·         GMP, GAP, Food Safety

·         Sanitary Processes

·         CIP and Aseptic processes

·         Environmental systems for potable water, waste water and clean air

·         HACCP and Preventive Controls

o   Facilitating Development of policy, procedure, training and audits.

o   Conducting audits

·         Food Defense;

o   USDA workshops in Peru and Thailand, with government, academia and industry participants.

o   FDA workshops in the US, Panama and the Caribbean, with over 20 Latin and Caribbean countries.

o   Workshop topics include Vulnerability Assessments, CARVER Plus Shock and Low-Cost Food Defense Measures.

o   Expert Panel member, Institute of Food Technologists (IFT), for FDA review of food sector factors of concern.

o   Industry Workgroup member, National Center for Food Protection and Defense.

·         HACCP “Check-up” of major value added Produce Company

o   Developed a custom and comprehensive inspection tool

o   Inspection of multiple facilities

o   Comparative report with specific recommendations

·         Label Laws; FDA workshop

To drive employee engagement requires accountability and reinforcement.  People must know what is expected of them, and be held accountable, with reinforcement for the right behaviors.

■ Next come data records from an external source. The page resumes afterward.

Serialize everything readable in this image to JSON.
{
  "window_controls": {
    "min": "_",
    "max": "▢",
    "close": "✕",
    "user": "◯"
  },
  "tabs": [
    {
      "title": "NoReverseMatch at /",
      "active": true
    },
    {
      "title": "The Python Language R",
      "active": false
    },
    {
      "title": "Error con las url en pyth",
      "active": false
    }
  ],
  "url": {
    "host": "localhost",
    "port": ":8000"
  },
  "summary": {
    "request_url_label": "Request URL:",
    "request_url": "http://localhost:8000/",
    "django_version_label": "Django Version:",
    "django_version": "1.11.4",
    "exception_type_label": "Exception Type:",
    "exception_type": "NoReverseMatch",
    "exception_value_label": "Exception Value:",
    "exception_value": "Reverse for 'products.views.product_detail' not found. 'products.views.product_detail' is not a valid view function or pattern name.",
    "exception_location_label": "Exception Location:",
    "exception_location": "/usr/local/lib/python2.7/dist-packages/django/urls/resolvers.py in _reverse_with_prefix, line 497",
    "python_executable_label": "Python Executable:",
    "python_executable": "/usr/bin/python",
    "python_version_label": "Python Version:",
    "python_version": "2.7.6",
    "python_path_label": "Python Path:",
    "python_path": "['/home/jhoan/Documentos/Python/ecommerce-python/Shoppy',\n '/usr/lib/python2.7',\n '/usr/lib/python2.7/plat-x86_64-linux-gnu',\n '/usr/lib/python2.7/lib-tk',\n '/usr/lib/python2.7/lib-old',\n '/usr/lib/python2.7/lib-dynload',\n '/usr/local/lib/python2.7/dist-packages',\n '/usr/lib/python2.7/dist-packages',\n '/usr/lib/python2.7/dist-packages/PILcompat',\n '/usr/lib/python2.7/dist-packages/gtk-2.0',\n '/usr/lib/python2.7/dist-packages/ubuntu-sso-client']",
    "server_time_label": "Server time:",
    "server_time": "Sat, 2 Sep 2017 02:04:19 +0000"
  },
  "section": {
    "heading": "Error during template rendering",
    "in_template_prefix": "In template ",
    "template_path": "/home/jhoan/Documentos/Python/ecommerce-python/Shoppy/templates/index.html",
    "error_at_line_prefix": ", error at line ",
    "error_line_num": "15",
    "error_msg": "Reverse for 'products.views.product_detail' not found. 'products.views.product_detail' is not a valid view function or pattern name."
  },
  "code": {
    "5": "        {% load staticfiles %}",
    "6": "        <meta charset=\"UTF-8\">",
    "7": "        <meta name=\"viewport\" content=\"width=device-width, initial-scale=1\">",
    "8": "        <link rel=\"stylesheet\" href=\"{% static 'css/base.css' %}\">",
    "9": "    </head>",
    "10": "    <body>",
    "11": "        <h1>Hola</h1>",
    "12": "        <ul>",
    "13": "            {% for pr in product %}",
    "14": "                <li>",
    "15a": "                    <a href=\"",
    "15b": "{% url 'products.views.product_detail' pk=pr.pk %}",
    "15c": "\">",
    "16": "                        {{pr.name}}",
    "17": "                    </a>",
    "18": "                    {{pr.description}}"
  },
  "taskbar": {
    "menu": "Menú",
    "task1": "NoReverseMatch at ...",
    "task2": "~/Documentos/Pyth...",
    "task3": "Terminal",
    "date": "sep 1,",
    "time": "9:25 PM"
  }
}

An excellent way to support this is with a Progressive Review of desired behaviors.  To illustrate, a simple Checklist may be performed to determine if desired behaviors are being performed.  If a checklist is all you do until the external audit, you may miss noticing that we might have stopped using the checklist, or it is filled out wrong or behavior still isn’t changing.


To guard against these problems, we institute several progressive steps.  A recurring Review of the checklist should detect gaps in performance or negative trends.  A Self-Assessment compares a personal observation with what is being reported on the checklist. 


Finally, an internal Audit checks the entire program with documentation reviews and observations.  Documentation Reviews insure the checklist is being conducted and reviewed, and insure a response to trends.  Observations look for a correlation with the regular findings on the checklists and self-assessments, allowing for instruction when there is a difference.

We think about traceability with respect to the making of our products, but what about traceability of our compliance program?


When compliance programs are originally written, they at least resemble the regulatory requirement they were based on.  Between errors in the original document and changes over time, there is no guarantee that every requirement remains included in our procedure, and not even any assurance that everything in our procedure is required.

 

Our compliance programs are completely traceable.  Each paragraph of policy, procedure, training, inspections and audit can be traced directly to the related regulatory paragraph.


If a regulatory requirement changes, it is easy to edit only those portions of the policy, procedure, training, inspections and audit that are impacted.  That’s traceability!

Compliance is usually used to describe conformance to some regulatory requirement, but it can also refer conformance to a customer’s specification or requirement.  But mere conformance is transient; on its own it is not sustainable.


In more universal terms, compliance is simply “doing what we say we will do.”  First we must make a commitment to do something, and then we must do it again and again.  This is sustainable compliance.


Our goal in Compliance Management is to provide the knowledge and skills as well as the level of employee engagement to change behaviors.  By permanently changing behaviors we reach sustainable compliance.